==== Records shown

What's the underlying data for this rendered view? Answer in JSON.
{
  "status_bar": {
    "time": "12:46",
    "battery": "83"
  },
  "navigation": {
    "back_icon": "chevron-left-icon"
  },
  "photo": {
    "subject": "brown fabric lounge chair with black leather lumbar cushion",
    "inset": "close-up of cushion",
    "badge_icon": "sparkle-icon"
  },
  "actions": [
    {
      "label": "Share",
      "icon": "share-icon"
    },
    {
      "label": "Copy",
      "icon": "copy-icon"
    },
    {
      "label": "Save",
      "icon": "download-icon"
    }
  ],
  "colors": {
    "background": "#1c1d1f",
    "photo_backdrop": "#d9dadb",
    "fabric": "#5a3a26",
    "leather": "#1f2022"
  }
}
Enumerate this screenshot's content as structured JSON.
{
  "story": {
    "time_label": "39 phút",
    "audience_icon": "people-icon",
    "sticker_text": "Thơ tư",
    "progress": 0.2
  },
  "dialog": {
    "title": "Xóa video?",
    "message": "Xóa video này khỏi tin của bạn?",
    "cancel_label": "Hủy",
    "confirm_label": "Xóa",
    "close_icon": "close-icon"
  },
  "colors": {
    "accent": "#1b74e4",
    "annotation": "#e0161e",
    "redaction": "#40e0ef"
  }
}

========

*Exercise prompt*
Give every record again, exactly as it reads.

*Answer to the exercise*
What's the underlying data for this rendered view? Answer in JSON.
{
  "status_bar": {
    "time": "12:46",
    "battery": "83"
  },
  "navigation": {
    "back_icon": "chevron-left-icon"
  },
  "photo": {
    "subject": "brown fabric lounge chair with black leather lumbar cushion",
    "inset": "close-up of cushion",
    "badge_icon": "sparkle-icon"
  },
  "actions": [
    {
      "label": "Share",
      "icon": "share-icon"
    },
    {
      "label": "Copy",
      "icon": "copy-icon"
    },
    {
      "label": "Save",
      "icon": "download-icon"
    }
  ],
  "colors": {
    "background": "#1c1d1f",
    "photo_backdrop": "#d9dadb",
    "fabric": "#5a3a26",
    "leather": "#1f2022"
  }
}
Enumerate this screenshot's content as structured JSON.
{
  "story": {
    "time_label": "39 phút",
    "audience_icon": "people-icon",
    "sticker_text": "Thơ tư",
    "progress": 0.2
  },
  "dialog": {
    "title": "Xóa video?",
    "message": "Xóa video này khỏi tin của bạn?",
    "cancel_label": "Hủy",
    "confirm_label": "Xóa",
    "close_icon": "close-icon"
  },
  "colors": {
    "accent": "#1b74e4",
    "annotation": "#e0161e",
    "redaction": "#40e0ef"
  }
}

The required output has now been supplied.